Start of DATA RECORDS

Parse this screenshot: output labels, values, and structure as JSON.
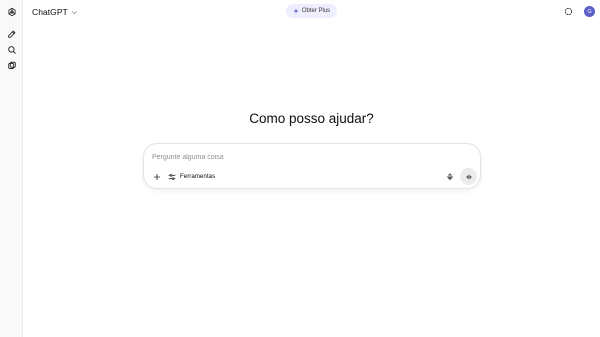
{
  "header": {
    "model_name": "ChatGPT",
    "upgrade_label": "Obter Plus",
    "avatar_initial": "G"
  },
  "main": {
    "headline": "Como posso ajudar?"
  },
  "composer": {
    "placeholder": "Pergunte alguma coisa",
    "value": "",
    "tools_label": "Ferramentas"
  },
  "sidebar": {
    "icons": [
      "openai-logo-icon",
      "new-chat-icon",
      "search-icon",
      "library-icon"
    ]
  },
  "colors": {
    "accent": "#5b5fc7",
    "upgrade_pill_bg": "#eeeeff",
    "rail_bg": "#f9f9f9"
  }
}
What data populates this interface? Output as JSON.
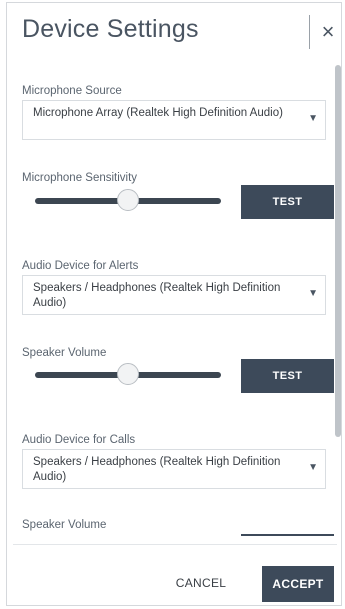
{
  "dialog": {
    "title": "Device Settings",
    "close_glyph": "×"
  },
  "microphone": {
    "source_label": "Microphone Source",
    "source_value": "Microphone Array (Realtek High Definition Audio)",
    "sensitivity_label": "Microphone Sensitivity",
    "sensitivity_level": 0.5,
    "test_label": "TEST"
  },
  "alerts": {
    "device_label": "Audio Device for Alerts",
    "device_value": "Speakers / Headphones (Realtek High Definition Audio)",
    "volume_label": "Speaker Volume",
    "volume_level": 0.5,
    "test_label": "TEST"
  },
  "calls": {
    "device_label": "Audio Device for Calls",
    "device_value": "Speakers / Headphones (Realtek High Definition Audio)",
    "volume_label": "Speaker Volume"
  },
  "footer": {
    "cancel_label": "CANCEL",
    "accept_label": "ACCEPT"
  },
  "colors": {
    "primary_button": "#3d4a5a",
    "slider_track": "#3c4651"
  },
  "icons": {
    "close": "close-icon",
    "caret": "chevron-down-icon"
  }
}
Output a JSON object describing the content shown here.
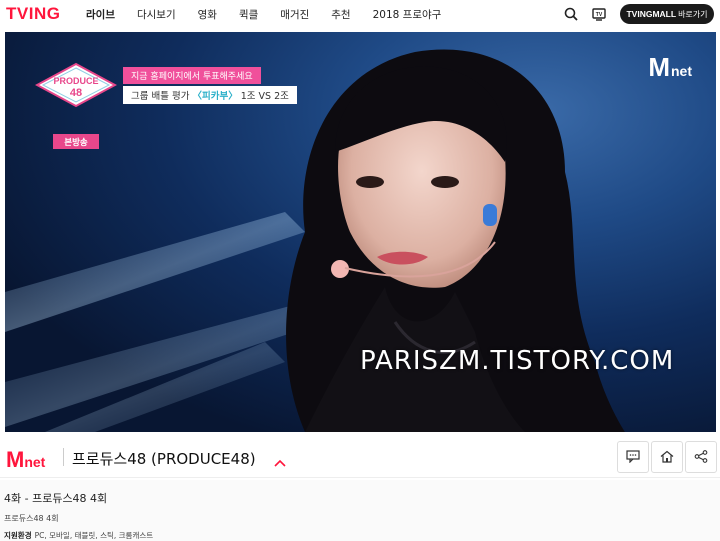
{
  "header": {
    "logo": "TVING",
    "nav": [
      "라이브",
      "다시보기",
      "영화",
      "퀵클",
      "매거진",
      "추천",
      "2018 프로야구"
    ],
    "mall_button": {
      "brand": "TVINGMALL",
      "label": "바로가기"
    },
    "icons": [
      "search-icon",
      "tv-icon"
    ]
  },
  "video": {
    "show_logo": "PRODUCE 48",
    "live_tag": "본방송",
    "caption_line1": "지금 홈페이지에서 투표해주세요",
    "caption_line2_pre": "그룹 배틀 평가 ",
    "caption_line2_song": "〈피카부〉",
    "caption_line2_post": " 1조 VS 2조",
    "channel_mark_m": "M",
    "channel_mark_net": "net",
    "watermark": "PARISZM.TISTORY.COM"
  },
  "channel": {
    "logo_m": "M",
    "logo_net": "net",
    "program_title": "프로듀스48 (PRODUCE48)",
    "actions": [
      "comment-icon",
      "home-icon",
      "share-icon"
    ]
  },
  "episode": {
    "title": "4화 - 프로듀스48 4회",
    "subtitle": "프로듀스48 4회",
    "env_label": "지원환경",
    "env_value": "PC, 모바일, 태블릿, 스틱, 크롬캐스트"
  },
  "colors": {
    "brand": "#ff153c",
    "caption_pink": "#f0509b",
    "song_teal": "#2ab0c9"
  }
}
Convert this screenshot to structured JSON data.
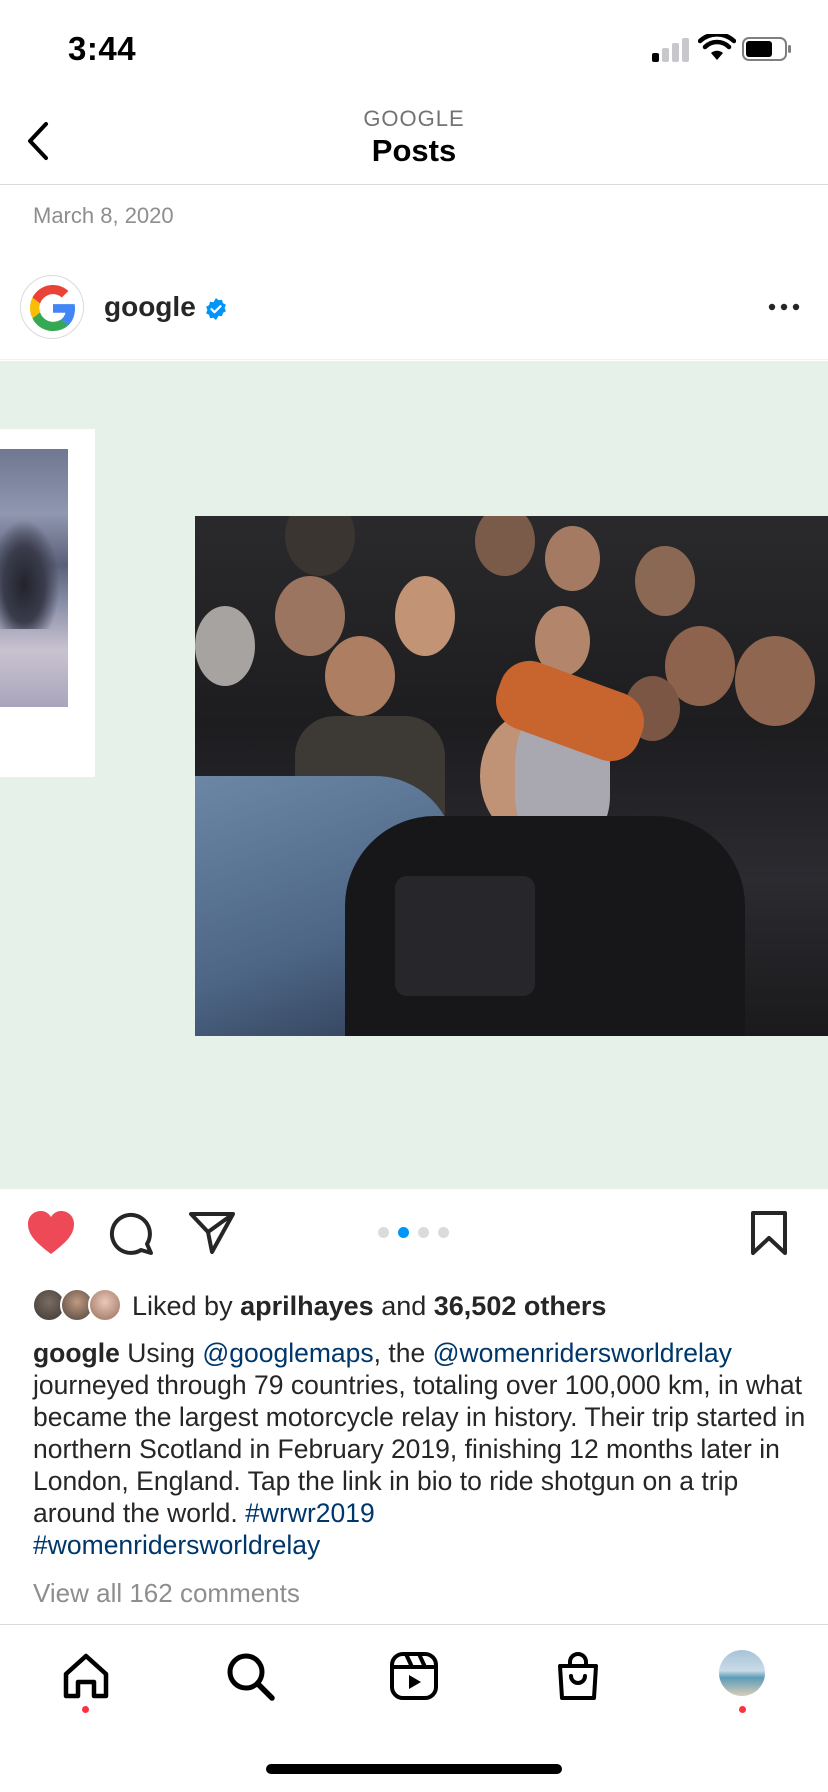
{
  "status_bar": {
    "time": "3:44"
  },
  "header": {
    "subtitle": "GOOGLE",
    "title": "Posts"
  },
  "post": {
    "date": "March 8, 2020",
    "username": "google",
    "verified": true,
    "carousel": {
      "count": 4,
      "active_index": 1
    },
    "liked_by": {
      "prefix": "Liked by",
      "user": "aprilhayes",
      "and": "and",
      "others": "36,502 others"
    },
    "caption": {
      "username": "google",
      "t1": " Using ",
      "mention1": "@googlemaps",
      "t2": ", the ",
      "mention2": "@womenridersworldrelay",
      "t3": " journeyed through 79 countries, totaling over 100,000 km, in what became the largest motorcycle relay in history. Their trip started in northern Scotland in February 2019, finishing 12 months later in London, England. Tap the link in bio to ride shotgun on a trip around the world. ",
      "hashtag1": "#wrwr2019",
      "hashtag2": "#womenridersworldrelay"
    },
    "view_comments": "View all 162 comments"
  },
  "colors": {
    "like_red": "#ed4956",
    "link_blue": "#00376b",
    "accent_blue": "#0095f6",
    "media_bg": "#e5f1e9"
  },
  "tab_bar": {
    "items": [
      "home-icon",
      "search-icon",
      "reels-icon",
      "shop-icon",
      "profile-avatar"
    ]
  }
}
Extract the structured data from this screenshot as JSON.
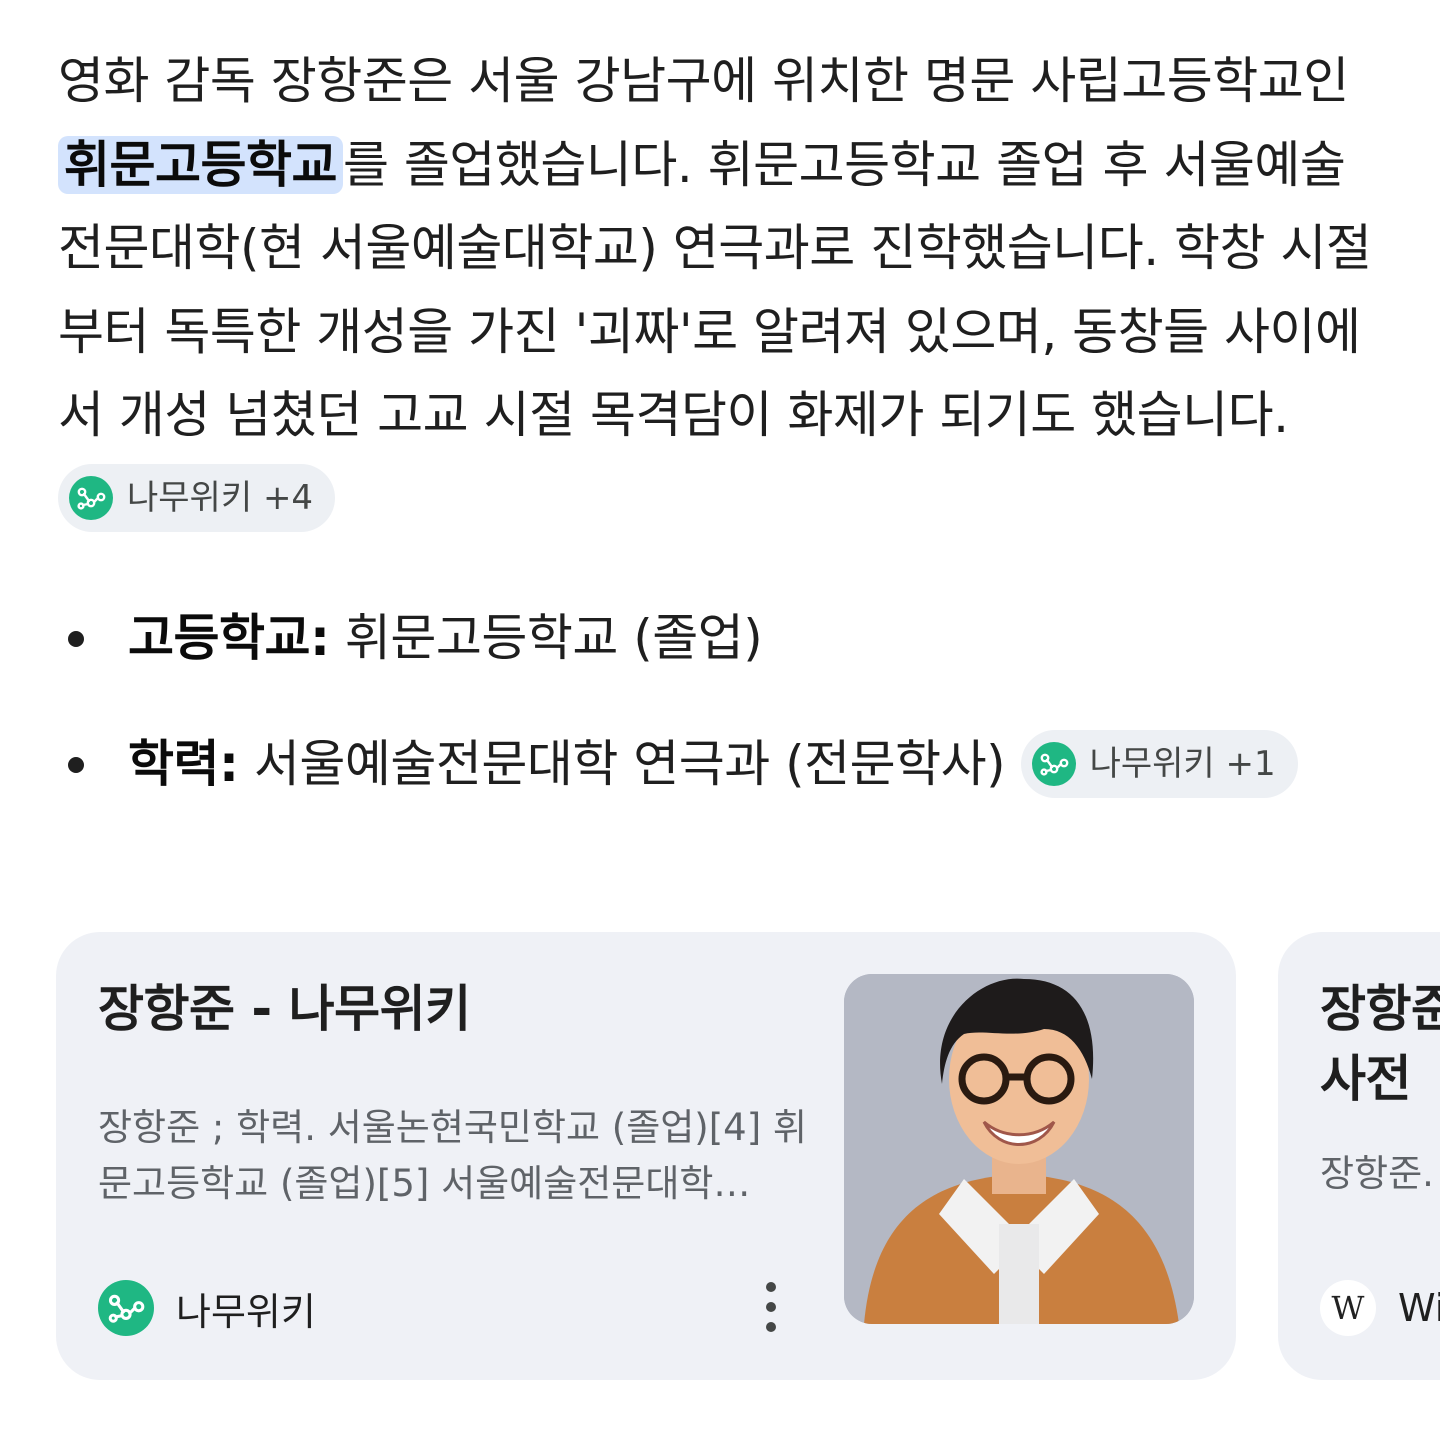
{
  "answer": {
    "text_before": "영화 감독 장항준은 서울 강남구에 위치한 명문 사립고등학교인 ",
    "highlight": "휘문고등학교",
    "text_after": "를 졸업했습니다. 휘문고등학교 졸업 후 서울예술전문대학(현 서울예술대학교) 연극과로 진학했습니다. 학창 시절부터 독특한 개성을 가진 '괴짜'로 알려져 있으며, 동창들 사이에서 개성 넘쳤던 고교 시절 목격담이 화제가 되기도 했습니다. ",
    "chip": {
      "label": "나무위키",
      "count": "+4"
    }
  },
  "bullets": [
    {
      "term": "고등학교:",
      "value": " 휘문고등학교 (졸업)"
    },
    {
      "term": "학력:",
      "value": " 서울예술전문대학 연극과 (전문학사) ",
      "chip": {
        "label": "나무위키",
        "count": "+1"
      }
    }
  ],
  "cards": [
    {
      "title": "장항준 - 나무위키",
      "snippet": "장항준 ; 학력. 서울논현국민학교 (졸업)[4] 휘문고등학교 (졸업)[5] 서울예술전문대학…",
      "source": "나무위키",
      "brand_color": "#1fb783"
    },
    {
      "title": "장항준 - 위키백과사전",
      "snippet": "장항준. 는 중…",
      "source": "Wikipedia",
      "logo_letter": "W"
    }
  ]
}
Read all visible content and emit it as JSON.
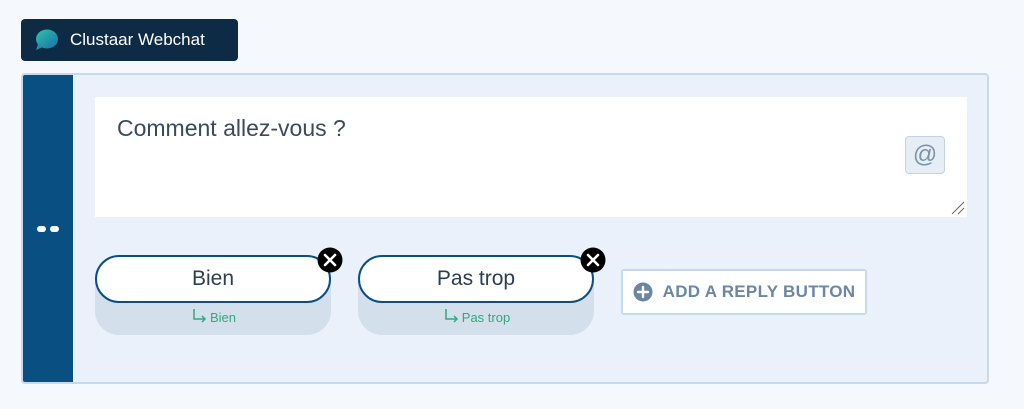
{
  "channel": {
    "label": "Clustaar Webchat",
    "icon": "chat-bubble-icon"
  },
  "message": {
    "text": "Comment allez-vous ?",
    "mention_button": "@"
  },
  "replies": [
    {
      "label": "Bien",
      "target": "Bien"
    },
    {
      "label": "Pas trop",
      "target": "Pas trop"
    }
  ],
  "add_reply": {
    "label": "ADD A REPLY BUTTON",
    "icon": "plus-circle-icon"
  },
  "colors": {
    "header_bg": "#0d2b45",
    "handle_bg": "#0a4f82",
    "pill_border": "#0a4f82",
    "target_green": "#2faa7a",
    "card_bg": "#eaf1fa"
  }
}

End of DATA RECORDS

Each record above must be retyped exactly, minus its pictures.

> THE ANSWER:
Parse this screenshot: output labels, values, and structure as JSON.
{
  "header": {
    "model_name": "ChatGPT",
    "upgrade_label": "Obter Plus",
    "avatar_initial": "G"
  },
  "main": {
    "headline": "Como posso ajudar?"
  },
  "composer": {
    "placeholder": "Pergunte alguma coisa",
    "value": "",
    "tools_label": "Ferramentas"
  },
  "sidebar": {
    "icons": [
      "openai-logo-icon",
      "new-chat-icon",
      "search-icon",
      "library-icon"
    ]
  },
  "colors": {
    "accent": "#5b5fc7",
    "upgrade_pill_bg": "#eeeeff",
    "rail_bg": "#f9f9f9"
  }
}
What data populates this interface? Output as JSON.
{
  "dialog": {
    "title": "Device Settings",
    "close_glyph": "×"
  },
  "microphone": {
    "source_label": "Microphone Source",
    "source_value": "Microphone Array (Realtek High Definition Audio)",
    "sensitivity_label": "Microphone Sensitivity",
    "sensitivity_level": 0.5,
    "test_label": "TEST"
  },
  "alerts": {
    "device_label": "Audio Device for Alerts",
    "device_value": "Speakers / Headphones (Realtek High Definition Audio)",
    "volume_label": "Speaker Volume",
    "volume_level": 0.5,
    "test_label": "TEST"
  },
  "calls": {
    "device_label": "Audio Device for Calls",
    "device_value": "Speakers / Headphones (Realtek High Definition Audio)",
    "volume_label": "Speaker Volume"
  },
  "footer": {
    "cancel_label": "CANCEL",
    "accept_label": "ACCEPT"
  },
  "colors": {
    "primary_button": "#3d4a5a",
    "slider_track": "#3c4651"
  },
  "icons": {
    "close": "close-icon",
    "caret": "chevron-down-icon"
  }
}
Output a JSON object describing the content shown here.
{
  "header": {
    "logo": "TVING",
    "nav": [
      "라이브",
      "다시보기",
      "영화",
      "퀵클",
      "매거진",
      "추천",
      "2018 프로야구"
    ],
    "mall_button": {
      "brand": "TVINGMALL",
      "label": "바로가기"
    },
    "icons": [
      "search-icon",
      "tv-icon"
    ]
  },
  "video": {
    "show_logo": "PRODUCE 48",
    "live_tag": "본방송",
    "caption_line1": "지금 홈페이지에서 투표해주세요",
    "caption_line2_pre": "그룹 배틀 평가 ",
    "caption_line2_song": "〈피카부〉",
    "caption_line2_post": " 1조 VS 2조",
    "channel_mark_m": "M",
    "channel_mark_net": "net",
    "watermark": "PARISZM.TISTORY.COM"
  },
  "channel": {
    "logo_m": "M",
    "logo_net": "net",
    "program_title": "프로듀스48 (PRODUCE48)",
    "actions": [
      "comment-icon",
      "home-icon",
      "share-icon"
    ]
  },
  "episode": {
    "title": "4화 - 프로듀스48 4회",
    "subtitle": "프로듀스48 4회",
    "env_label": "지원환경",
    "env_value": "PC, 모바일, 태블릿, 스틱, 크롬캐스트"
  },
  "colors": {
    "brand": "#ff153c",
    "caption_pink": "#f0509b",
    "song_teal": "#2ab0c9"
  }
}
Convert this screenshot to structured JSON data.
{
  "status_bar": {
    "time": "3:44"
  },
  "header": {
    "subtitle": "GOOGLE",
    "title": "Posts"
  },
  "post": {
    "date": "March 8, 2020",
    "username": "google",
    "verified": true,
    "carousel": {
      "count": 4,
      "active_index": 1
    },
    "liked_by": {
      "prefix": "Liked by",
      "user": "aprilhayes",
      "and": "and",
      "others": "36,502 others"
    },
    "caption": {
      "username": "google",
      "t1": " Using ",
      "mention1": "@googlemaps",
      "t2": ", the ",
      "mention2": "@womenridersworldrelay",
      "t3": " journeyed through 79 countries, totaling over 100,000 km, in what became the largest motorcycle relay in history. Their trip started in northern Scotland in February 2019, finishing 12 months later in London, England. Tap the link in bio to ride shotgun on a trip around the world. ",
      "hashtag1": "#wrwr2019",
      "hashtag2": "#womenridersworldrelay"
    },
    "view_comments": "View all 162 comments"
  },
  "colors": {
    "like_red": "#ed4956",
    "link_blue": "#00376b",
    "accent_blue": "#0095f6",
    "media_bg": "#e5f1e9"
  },
  "tab_bar": {
    "items": [
      "home-icon",
      "search-icon",
      "reels-icon",
      "shop-icon",
      "profile-avatar"
    ]
  }
}
Extract the structured data from this screenshot as JSON.
{
  "answer": {
    "text_before": "영화 감독 장항준은 서울 강남구에 위치한 명문 사립고등학교인 ",
    "highlight": "휘문고등학교",
    "text_after": "를 졸업했습니다. 휘문고등학교 졸업 후 서울예술전문대학(현 서울예술대학교) 연극과로 진학했습니다. 학창 시절부터 독특한 개성을 가진 '괴짜'로 알려져 있으며, 동창들 사이에서 개성 넘쳤던 고교 시절 목격담이 화제가 되기도 했습니다. ",
    "chip": {
      "label": "나무위키",
      "count": "+4"
    }
  },
  "bullets": [
    {
      "term": "고등학교:",
      "value": " 휘문고등학교 (졸업)"
    },
    {
      "term": "학력:",
      "value": " 서울예술전문대학 연극과 (전문학사) ",
      "chip": {
        "label": "나무위키",
        "count": "+1"
      }
    }
  ],
  "cards": [
    {
      "title": "장항준 - 나무위키",
      "snippet": "장항준 ; 학력. 서울논현국민학교 (졸업)[4] 휘문고등학교 (졸업)[5] 서울예술전문대학…",
      "source": "나무위키",
      "brand_color": "#1fb783"
    },
    {
      "title": "장항준 - 위키백과사전",
      "snippet": "장항준. 는 중…",
      "source": "Wikipedia",
      "logo_letter": "W"
    }
  ]
}
Read all visible content and emit it as JSON.
{
  "channel": {
    "label": "Clustaar Webchat",
    "icon": "chat-bubble-icon"
  },
  "message": {
    "text": "Comment allez-vous ?",
    "mention_button": "@"
  },
  "replies": [
    {
      "label": "Bien",
      "target": "Bien"
    },
    {
      "label": "Pas trop",
      "target": "Pas trop"
    }
  ],
  "add_reply": {
    "label": "ADD A REPLY BUTTON",
    "icon": "plus-circle-icon"
  },
  "colors": {
    "header_bg": "#0d2b45",
    "handle_bg": "#0a4f82",
    "pill_border": "#0a4f82",
    "target_green": "#2faa7a",
    "card_bg": "#eaf1fa"
  }
}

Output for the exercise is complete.